That being said, what role do players like Campbell have in playing at a professional level?
“For pioneers of anything – any sport or any project – they’re the ones who have to put in a lot of the work at first,” said Campbell recognizing her role as a player in the infancy of the league. “For players, it’s doing things like this where we’re speaking to people, doing interviews or pushing it out on our own social media. For us, I think that’s really important.”
— Carlee Campbell (@CarlzCampbell) February 13, 2017
“To hear it from a player, there’s that different side of it. The passion. If I personally want to see the league grow within the next 15 to 20 years I’m going to have to do my part.”
Some All-Star Advice
While the league likely won’t grow in time for Campbell to enjoy the benefits of a career in hockey, the all-star captain is happy to have experienced the CWHL and her rookie season with the Furies.
She has a goal and nine points in 24 games for the Furies and scored two assists on her way to leading Team White to an All-Star Game win. But when it comes to her future in hockey, nothing is set in stone.
“Coming into this year, I said I’d give it a year and see how it went – especially with my job,” she said. “At this point, I would like to put in another year and obviously I’ll have to talk to my bosses about it. But I got a promotion last week so things are going pretty well. But family is coming into consideration. So after next year, it’s kind of up in the air at this point.”
However, that won’t stop the 28-year-old all-star from giving her fans and others like her advice on pursuing life and hockey.
“Set your goal at that point of where you want to be in five years,” she said about making the decision following school. “If you want to be fully independent in your own house and want to settle down by the time your 30, you really have to commit a lot of time to your career. Trying to find a job is a job in itself and it takes a lot of time commitment. But it’s different for everyone.”

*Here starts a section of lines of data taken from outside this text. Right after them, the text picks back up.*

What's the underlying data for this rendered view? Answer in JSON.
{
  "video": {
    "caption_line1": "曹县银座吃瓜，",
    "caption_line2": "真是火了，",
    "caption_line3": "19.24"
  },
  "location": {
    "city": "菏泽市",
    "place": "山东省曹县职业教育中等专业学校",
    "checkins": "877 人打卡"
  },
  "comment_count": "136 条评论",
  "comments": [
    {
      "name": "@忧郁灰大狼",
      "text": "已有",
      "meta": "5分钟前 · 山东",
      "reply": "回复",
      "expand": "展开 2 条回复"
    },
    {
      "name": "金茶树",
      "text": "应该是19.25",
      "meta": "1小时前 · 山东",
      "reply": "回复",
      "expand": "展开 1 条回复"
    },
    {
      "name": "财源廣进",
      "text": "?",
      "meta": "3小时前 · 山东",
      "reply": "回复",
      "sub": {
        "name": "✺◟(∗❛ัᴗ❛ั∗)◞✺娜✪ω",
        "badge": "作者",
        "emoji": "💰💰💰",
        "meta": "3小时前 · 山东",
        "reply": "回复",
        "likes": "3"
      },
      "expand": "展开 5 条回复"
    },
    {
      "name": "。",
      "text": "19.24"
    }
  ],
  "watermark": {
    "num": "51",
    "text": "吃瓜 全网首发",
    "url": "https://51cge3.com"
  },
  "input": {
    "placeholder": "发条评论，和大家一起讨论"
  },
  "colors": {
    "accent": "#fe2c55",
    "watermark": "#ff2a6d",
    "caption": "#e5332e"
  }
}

While hockey wasn’t always a constant for Campbell, she’s back in the game now and has already left her mark on the CWHL. While she carries on her full-time career, Campbell has already done her job a pioneer for the game and hopefully will see the league grow as it continues to move toward being an employer for full-time professional athletes.